    • Eric N. Feins
    • , Nikolay V. Vasilyev
    • , Shogo Shimada
    • , Ingeborg Friehs
    • , Douglas Perrin
    • , Peter E. Hammer
    • , Haruo Yamauchi
    • , Andrew Gosline
    • , Veaceslav Arabagi
    •  & Pedro J. del Nido
  2. Engineering in Medicine Division, Department of Medicine, Center for Regenerative Therapeutics, Brigham and Women’s Hospital, Harvard Medical School, Harvard Stem Cell Institute, Harvard-MIT Division of Health Sciences and Technology, 60 Fenwood Road, Boston, MA, 02115, USA

    • Yuhan Lee
    • , Eoin D. O’Cearbhaill
    •  & Jeffrey M. Karp
  3. Department of Cardiology, Boston Children’s Hospital, Harvard Medical School, 300 Longwood Avenue, Boston, MA, 02115, USA

    • Gerald Marx


  1. Search for Eric N. Feins in:

  2. Search for Yuhan Lee in:

  3. Search for Eoin D. O’Cearbhaill in:

  4. Search for Nikolay V. Vasilyev in:

  5. Search for Shogo Shimada in:

  6. Search for Ingeborg Friehs in:

  7. Search for Douglas Perrin in:

  8. Search for Peter E. Hammer in:

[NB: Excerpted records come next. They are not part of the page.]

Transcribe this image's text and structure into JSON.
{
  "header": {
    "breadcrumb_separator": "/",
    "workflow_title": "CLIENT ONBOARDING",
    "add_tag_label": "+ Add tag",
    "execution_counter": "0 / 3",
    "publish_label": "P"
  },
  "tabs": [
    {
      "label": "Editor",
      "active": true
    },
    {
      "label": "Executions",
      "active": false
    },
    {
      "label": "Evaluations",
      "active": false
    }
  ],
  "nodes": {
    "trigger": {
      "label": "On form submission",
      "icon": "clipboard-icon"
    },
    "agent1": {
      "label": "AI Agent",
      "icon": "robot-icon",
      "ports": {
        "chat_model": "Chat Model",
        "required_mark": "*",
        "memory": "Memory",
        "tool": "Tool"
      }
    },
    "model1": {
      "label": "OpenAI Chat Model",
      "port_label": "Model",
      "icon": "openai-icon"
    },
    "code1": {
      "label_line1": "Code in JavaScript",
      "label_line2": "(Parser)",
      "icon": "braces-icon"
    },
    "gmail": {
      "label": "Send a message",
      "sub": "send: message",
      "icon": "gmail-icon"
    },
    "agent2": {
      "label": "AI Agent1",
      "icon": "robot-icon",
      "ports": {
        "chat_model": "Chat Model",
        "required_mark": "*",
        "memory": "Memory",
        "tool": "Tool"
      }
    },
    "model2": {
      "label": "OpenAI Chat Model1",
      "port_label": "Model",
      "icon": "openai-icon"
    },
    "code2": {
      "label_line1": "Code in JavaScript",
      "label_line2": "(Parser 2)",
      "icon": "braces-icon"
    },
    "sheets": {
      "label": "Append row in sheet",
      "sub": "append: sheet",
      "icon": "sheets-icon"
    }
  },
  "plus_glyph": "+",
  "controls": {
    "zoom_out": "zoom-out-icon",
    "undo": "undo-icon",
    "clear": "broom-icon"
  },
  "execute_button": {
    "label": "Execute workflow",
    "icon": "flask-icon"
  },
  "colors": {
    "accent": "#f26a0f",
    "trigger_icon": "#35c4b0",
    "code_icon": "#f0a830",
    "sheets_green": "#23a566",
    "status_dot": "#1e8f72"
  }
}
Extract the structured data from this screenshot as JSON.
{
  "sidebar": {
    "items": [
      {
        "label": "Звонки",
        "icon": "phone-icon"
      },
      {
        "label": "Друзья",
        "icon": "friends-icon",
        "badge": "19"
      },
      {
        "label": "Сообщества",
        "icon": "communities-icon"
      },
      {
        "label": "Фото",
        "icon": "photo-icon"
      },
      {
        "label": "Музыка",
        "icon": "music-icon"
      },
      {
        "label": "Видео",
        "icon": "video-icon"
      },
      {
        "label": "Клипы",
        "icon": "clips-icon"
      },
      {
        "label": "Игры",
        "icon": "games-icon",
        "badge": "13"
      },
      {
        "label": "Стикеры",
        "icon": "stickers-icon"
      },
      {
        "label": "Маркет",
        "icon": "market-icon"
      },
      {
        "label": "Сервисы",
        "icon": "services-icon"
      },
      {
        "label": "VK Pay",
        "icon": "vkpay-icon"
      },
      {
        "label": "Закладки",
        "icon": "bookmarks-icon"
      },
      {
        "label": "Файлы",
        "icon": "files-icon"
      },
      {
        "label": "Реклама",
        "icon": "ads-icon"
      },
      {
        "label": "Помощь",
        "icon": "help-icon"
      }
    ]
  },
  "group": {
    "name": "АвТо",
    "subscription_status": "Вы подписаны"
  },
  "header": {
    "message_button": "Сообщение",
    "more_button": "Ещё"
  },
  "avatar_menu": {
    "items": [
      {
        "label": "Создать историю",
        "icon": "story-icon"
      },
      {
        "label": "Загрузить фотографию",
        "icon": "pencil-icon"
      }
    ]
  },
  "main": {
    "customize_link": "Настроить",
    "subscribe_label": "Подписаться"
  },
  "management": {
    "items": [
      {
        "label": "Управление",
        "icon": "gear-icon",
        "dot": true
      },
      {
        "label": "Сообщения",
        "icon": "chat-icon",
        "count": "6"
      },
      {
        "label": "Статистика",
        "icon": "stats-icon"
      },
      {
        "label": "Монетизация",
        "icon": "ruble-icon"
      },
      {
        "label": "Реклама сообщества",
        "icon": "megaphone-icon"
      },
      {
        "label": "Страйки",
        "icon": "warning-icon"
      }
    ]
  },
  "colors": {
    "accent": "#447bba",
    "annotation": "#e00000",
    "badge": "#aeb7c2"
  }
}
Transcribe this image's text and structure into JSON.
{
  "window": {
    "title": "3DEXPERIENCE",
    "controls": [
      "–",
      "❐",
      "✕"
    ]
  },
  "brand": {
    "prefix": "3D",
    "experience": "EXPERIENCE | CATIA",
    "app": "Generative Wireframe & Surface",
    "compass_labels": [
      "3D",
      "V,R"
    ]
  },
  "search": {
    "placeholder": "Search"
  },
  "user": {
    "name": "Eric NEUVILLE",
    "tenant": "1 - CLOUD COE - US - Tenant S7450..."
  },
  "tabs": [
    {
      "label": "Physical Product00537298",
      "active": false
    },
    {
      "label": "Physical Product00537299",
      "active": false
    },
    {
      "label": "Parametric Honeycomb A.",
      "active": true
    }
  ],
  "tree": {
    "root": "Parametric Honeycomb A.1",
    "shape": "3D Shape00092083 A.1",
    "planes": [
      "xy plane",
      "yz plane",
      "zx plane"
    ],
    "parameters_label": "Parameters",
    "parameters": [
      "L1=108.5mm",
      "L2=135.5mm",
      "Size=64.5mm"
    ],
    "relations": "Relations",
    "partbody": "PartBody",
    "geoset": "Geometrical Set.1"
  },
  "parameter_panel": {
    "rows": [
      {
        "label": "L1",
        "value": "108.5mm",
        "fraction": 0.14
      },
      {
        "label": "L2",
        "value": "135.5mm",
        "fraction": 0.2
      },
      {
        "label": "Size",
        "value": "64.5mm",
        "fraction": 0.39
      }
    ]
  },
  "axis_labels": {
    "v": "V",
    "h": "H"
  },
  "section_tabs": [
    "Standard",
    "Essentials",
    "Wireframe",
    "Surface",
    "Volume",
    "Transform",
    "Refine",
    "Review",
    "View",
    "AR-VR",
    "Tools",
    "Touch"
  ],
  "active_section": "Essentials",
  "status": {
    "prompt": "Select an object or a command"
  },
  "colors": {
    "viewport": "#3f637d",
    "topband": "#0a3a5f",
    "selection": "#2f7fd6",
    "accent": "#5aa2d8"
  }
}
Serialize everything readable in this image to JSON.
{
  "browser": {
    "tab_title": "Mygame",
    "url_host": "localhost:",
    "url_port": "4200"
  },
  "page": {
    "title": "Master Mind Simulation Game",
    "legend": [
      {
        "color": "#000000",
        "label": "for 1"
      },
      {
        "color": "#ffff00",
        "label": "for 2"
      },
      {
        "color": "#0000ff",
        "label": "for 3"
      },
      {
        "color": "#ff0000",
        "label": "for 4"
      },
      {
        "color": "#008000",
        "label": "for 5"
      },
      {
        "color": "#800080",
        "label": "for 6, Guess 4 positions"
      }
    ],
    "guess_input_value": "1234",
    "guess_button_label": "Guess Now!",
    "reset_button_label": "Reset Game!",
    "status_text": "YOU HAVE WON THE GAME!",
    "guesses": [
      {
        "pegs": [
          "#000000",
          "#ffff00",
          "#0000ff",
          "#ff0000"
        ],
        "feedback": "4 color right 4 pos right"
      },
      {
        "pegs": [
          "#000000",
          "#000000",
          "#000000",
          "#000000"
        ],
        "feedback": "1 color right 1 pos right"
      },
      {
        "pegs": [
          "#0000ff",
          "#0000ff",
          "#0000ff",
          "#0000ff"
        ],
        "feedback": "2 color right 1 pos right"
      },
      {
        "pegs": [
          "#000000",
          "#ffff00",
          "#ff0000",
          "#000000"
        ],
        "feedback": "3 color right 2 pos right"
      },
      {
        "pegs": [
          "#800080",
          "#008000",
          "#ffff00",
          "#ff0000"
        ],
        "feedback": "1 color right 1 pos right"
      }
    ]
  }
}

  9. Search for Haruo Yamauchi in:

  10. Search for Gerald Marx in:

  11. Search for Andrew Gosline in:

  12. Search for Veaceslav Arabagi in:

  13. Search for Jeffrey M. Karp in:

  14. Search for Pedro J. del Nido in:


E.N.F and Y.L. designed and performed the experiments, analysed the data and wrote the manuscript. E.D.O. contributed to the design of the experiments. N.V.V., S.S. and I.F. contributed to the design and performance of the experiments and to the analysis of the data. D.P., P.E.H., H.Y., A.G. and V.A. contributed to the design of the experiments. G.M. contributed to the analysis of the data. P.J.d.N. and J.M.K. contributed to the experimental design and manuscript preparation and supervised the overall project. All authors read and edited the manuscript.

Competing interests

E.N.F., Y.L., E.D.O., N.V.V., D.P., P.E.H., H.Y., V.A., J.M.K. and P.J.d.N. have a provisional patent application entitled ‘Autonomously growing implantable device’ (USSN 62/295,768).

Corresponding authors

Correspondence to Jeffrey M. Karp or Pedro J. del Nido.

Electronic supplementary material

  1. Supplementary Information

    Supplementary figures, tables and methods.

  2. Life Sciences Reporting Summary

  3. Supplementary Video 1

    Representative video of a growth-accommodating annuloplasty ring in an ex vivo swine-heart preparation. The video is en face view of the tricuspid valve, with the ring in place. 100× normal speed

About this article

Publication history






Further reading